This is our Elf on the Shelf— Jesse. And yes, someone forgot to remove the tags.

Cindy and I know Haley’s belief is wavering. We may not want to accept the truth — but we know this is going to be her last Christmas of believing in Santa Claus.

She’s growing up. She’s starting to understanding matters of life. And that’s when the real parental work begins — teaching your children to believe when it seems there’s nothing to believe in.

What became of your belief in Santa Claus, is what became of your relationship with things like love and friendship. Once the initial magic of those things vanished — reality surfaced. And it was terrifying. You were experiencing the world in a rawer, more corporal way then ever before. You knew from this point on, your beliefs would be poked and prodded and on some days, ripped to shreds. And the act of believing, which was once so natural when you were a child, was now subjected to hard, daily practice.
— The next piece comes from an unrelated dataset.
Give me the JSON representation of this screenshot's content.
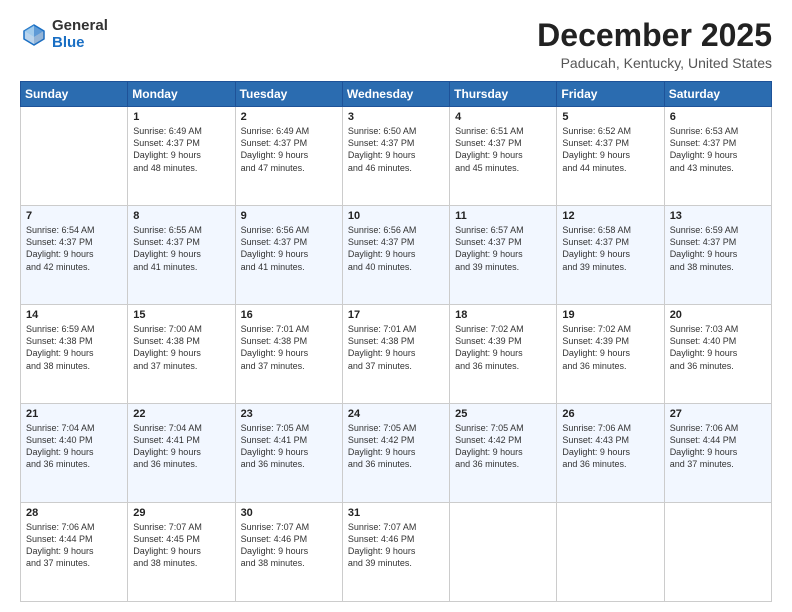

When you learn the truth about Santa Claus, you learn a lot about life. When magic gives way to reality you feel disappointed, cheated and maybe little sad. But you’re young. You’ll recover. You just happened to learn a fundamental lesson of self-preservation— that in your moment of disbelief you still need to find a reason to believe.

Be well,

Jay

Santa Claus is a Drug Dealer


My children are drug addicts. Little blue-eyed, bed-wetting drug addicts.

It’s 9:30 pm and Cindy and I are staring at them gaunt-eyed and almost drooling as they buzz around the living room like carpenter bees on crack.

Over the next ten minutes either Cindy or I (at this point I don’t know who) bark the following lines…

Stop running!

Stop screaming!

What’s wrong with you?!

Settled down!

Get off his back! Your brother is not a horse!

Shhh!

Why are you screaming?!

That’s it… I’m texting Santa! (followed by…Of course Santa has a cell phone!)

Shhh! I said stop screaming!

No you can’t have another cookie!

You’re acting like an animal!

I’m calling Santa!

Stop crying!

Santa will not bring you new toys if you don’t clean up your old ones!

Shhh! Stop screaming!!!

That’s it… Christmas is cancelled!!!

Every year Santa Claus saddles his suped-up sleigh, races to the local malls and peddles his peppermint laced drug known as Christmas crack to unassuming children.  An addiction they’ll not kick until they become dispassionate teenagers concerned with more weightier matters such as sleep, tacos and 3rd period Biology.

And though Christmas week is hell week right now,  I know I will soon miss it. Because I know when my children stretch into adolescence they will find all this holiday glee and merriment down-right annoying.

So this week, between deep breaths and pints of Guinness, I’ve been reminding myself that their “out-of-control” behavior is just fueled by unsolicited, unadulterated excitement.

An excitement that is hard to find in the banality of the adult world.

In time, your child’s addiction to Christmas crack will pass and the Christmas season will lose its magic.

So in the meantime, I suggest sniffing some gingerbread crumbs and becoming an addict yourself.

Be well,

Jay